Does the grieving person need a hand? After someone’s death, confusion reigns. We have seen a bereaved person move an object back and forth across a room multiple times while talking about the loss and then ask where the object is when they are done. Making a phone call and asking if there is anything you can do to help prepare for the holidays is a good place to start. There may be cleaning, baking, decorating or addressing Christmas cards that need to be done. And besides the task, your company provides an ear and a heart for the bereaved person to share with.
Try something new, it’s alright. When the grieving person tries to relive the event shared by the deceased loved one, it will never turn out the same way. How can it? The person they did it with is no longer there. So offer some fresh ideas, some new traditions and begin building new memories while acknowledging the importance of the old ones.
How do we handle children who have lost a parent, grandparent or another family member?
Let them talk. Kids will talk and ask questions. They have feelings and
although they struggle at times with the concept of death, they certainly know something terrible has happened. Explain this to them and let them share their memories of the loved one. In fact, kids have pretty unique ways of telling stories and their innocence can help brighten a very difficult time.
Visit the final resting place. This may or may not be a good idea. If the loss is new, it may be better to let the kids sit with the memories rather than see the cemetery. We had one family tell us that they decided to take the children to the grave for the holiday and the ground was still freshly dug up. This led to one of the children becoming extremely emotional and demanding that mommy “take that dirt off of Poppa.” Going to the final resting place may work for some, but think it through first.
Don’t destroy the magic of Christmas for the children.
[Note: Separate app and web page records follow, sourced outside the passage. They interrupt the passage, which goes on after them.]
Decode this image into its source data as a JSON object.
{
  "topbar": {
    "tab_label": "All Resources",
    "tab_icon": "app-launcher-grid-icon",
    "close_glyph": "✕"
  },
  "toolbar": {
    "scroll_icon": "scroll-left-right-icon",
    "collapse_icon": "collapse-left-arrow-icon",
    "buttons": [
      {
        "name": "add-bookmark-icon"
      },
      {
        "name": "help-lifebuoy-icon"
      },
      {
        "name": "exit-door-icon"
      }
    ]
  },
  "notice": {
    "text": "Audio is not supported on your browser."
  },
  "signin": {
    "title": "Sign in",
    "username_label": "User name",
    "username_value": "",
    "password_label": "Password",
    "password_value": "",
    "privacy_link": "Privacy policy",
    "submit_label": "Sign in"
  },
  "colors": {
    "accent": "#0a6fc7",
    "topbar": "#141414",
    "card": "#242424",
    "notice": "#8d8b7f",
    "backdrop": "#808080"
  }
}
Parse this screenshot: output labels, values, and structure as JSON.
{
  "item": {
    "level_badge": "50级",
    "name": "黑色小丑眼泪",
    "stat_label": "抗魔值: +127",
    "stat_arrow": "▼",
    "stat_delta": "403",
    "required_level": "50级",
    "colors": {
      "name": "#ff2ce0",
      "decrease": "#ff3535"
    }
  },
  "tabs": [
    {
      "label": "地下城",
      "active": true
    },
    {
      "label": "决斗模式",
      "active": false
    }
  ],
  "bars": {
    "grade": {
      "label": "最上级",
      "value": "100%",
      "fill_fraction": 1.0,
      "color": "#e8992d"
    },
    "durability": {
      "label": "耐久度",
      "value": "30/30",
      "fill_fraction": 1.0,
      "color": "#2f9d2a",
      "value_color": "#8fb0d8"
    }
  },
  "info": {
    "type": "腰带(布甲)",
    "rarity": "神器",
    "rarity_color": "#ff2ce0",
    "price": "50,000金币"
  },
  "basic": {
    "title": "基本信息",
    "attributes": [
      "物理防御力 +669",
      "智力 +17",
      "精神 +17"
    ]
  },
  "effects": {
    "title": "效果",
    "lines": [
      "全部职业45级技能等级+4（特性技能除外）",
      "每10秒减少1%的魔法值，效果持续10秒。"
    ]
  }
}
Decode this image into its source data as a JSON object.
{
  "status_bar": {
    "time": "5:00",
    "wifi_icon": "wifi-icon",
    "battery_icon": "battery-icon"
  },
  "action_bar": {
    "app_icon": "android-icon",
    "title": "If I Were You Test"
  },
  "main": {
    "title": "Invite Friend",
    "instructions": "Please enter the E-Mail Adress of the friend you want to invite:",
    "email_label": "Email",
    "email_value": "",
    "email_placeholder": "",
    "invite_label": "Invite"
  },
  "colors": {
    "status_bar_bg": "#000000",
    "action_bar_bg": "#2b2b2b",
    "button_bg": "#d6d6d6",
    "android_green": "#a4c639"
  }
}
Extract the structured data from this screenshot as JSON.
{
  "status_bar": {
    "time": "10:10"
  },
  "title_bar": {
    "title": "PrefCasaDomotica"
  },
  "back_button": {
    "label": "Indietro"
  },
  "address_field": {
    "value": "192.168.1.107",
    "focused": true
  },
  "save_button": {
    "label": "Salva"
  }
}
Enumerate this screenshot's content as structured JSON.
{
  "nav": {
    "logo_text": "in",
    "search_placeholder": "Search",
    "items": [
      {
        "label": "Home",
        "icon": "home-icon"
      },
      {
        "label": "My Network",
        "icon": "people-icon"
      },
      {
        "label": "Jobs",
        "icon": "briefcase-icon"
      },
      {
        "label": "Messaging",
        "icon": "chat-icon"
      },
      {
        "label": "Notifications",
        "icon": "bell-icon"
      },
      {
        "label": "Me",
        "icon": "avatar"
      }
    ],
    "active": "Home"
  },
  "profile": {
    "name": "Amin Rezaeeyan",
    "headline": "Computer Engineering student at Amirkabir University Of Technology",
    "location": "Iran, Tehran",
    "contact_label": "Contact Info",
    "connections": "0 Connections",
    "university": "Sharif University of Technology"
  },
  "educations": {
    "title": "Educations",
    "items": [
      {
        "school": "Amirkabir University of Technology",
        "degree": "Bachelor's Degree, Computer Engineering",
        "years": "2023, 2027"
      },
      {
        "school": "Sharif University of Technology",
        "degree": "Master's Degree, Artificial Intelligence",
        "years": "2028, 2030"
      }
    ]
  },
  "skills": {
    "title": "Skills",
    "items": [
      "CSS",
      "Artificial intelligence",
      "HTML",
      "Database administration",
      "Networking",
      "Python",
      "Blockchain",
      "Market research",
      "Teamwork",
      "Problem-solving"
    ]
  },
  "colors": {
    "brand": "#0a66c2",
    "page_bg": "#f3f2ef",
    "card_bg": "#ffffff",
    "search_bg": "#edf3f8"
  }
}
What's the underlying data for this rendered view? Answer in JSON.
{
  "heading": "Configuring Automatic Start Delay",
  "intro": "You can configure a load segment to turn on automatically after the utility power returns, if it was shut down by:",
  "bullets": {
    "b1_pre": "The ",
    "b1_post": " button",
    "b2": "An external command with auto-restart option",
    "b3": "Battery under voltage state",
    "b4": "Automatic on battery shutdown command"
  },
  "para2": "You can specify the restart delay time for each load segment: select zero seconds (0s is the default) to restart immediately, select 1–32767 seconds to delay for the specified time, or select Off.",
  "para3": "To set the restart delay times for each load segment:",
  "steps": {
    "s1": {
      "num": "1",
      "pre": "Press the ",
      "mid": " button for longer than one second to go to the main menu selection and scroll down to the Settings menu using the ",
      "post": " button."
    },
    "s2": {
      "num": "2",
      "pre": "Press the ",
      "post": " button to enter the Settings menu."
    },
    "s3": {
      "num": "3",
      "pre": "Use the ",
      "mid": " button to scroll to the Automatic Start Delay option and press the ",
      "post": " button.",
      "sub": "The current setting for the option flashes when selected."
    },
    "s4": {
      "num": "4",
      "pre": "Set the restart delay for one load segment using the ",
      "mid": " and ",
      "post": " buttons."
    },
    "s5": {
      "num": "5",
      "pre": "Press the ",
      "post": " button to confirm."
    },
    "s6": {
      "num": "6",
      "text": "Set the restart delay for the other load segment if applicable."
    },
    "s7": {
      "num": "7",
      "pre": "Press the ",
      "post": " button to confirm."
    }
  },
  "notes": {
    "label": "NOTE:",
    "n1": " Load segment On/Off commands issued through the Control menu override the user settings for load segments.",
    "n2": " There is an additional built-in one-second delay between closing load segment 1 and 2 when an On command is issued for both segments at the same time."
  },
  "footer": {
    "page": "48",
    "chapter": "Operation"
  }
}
Always keep in mind that the season is so special because of the kids. Although the adults may be grieving and feeling the pain, kids may not. Acknowledge that and allow them to have their time. Enjoy the family, it’s really OK.
To sum it up, time does indeed help heal most things, including loss. We need to be comfortable admitting that and comfortable sitting with someone who is grieving, Give them permission to feel what they feel and support them in the process. Some days will be better than others, some events will elicit deep emotions while others barely cause a stir, family milestones like marriages and births will dredge up feelings of loneliness while holidays will come and go accompanied by a multitude of feelings. Eventually, time will pass and sadness will fade, but our relationships with those we love never really end as long as we keep them in our hearts and minds.
After all, isn’t that what your loved one would have wanted?
Below is a handout with tips on handling loss during the holiday season. Please click on the image and download and print.
Attorney Connelly practices in the area of elder law. This area of law involves Medicaid planning and asset protection advice for those individuals entering nursing homes, planning for the possibility of disability through the use of powers of attorney for the both health care and finances, guardianship, estate planning, probate and estate administration, preparation of wills, living trusts and special or supplemental needs trusts. He represents clients primarily in the states of Rhode Island, Connecticut and the Commonwealth of Massachusetts. He was certified as an Elder Law Attorney (CELA) by the National Elder Law Foundation (NELF) in 2008. Attorney Connelly is licensed to practice before the Rhode Island, Massachusetts, Connecticut, and Federal Bars.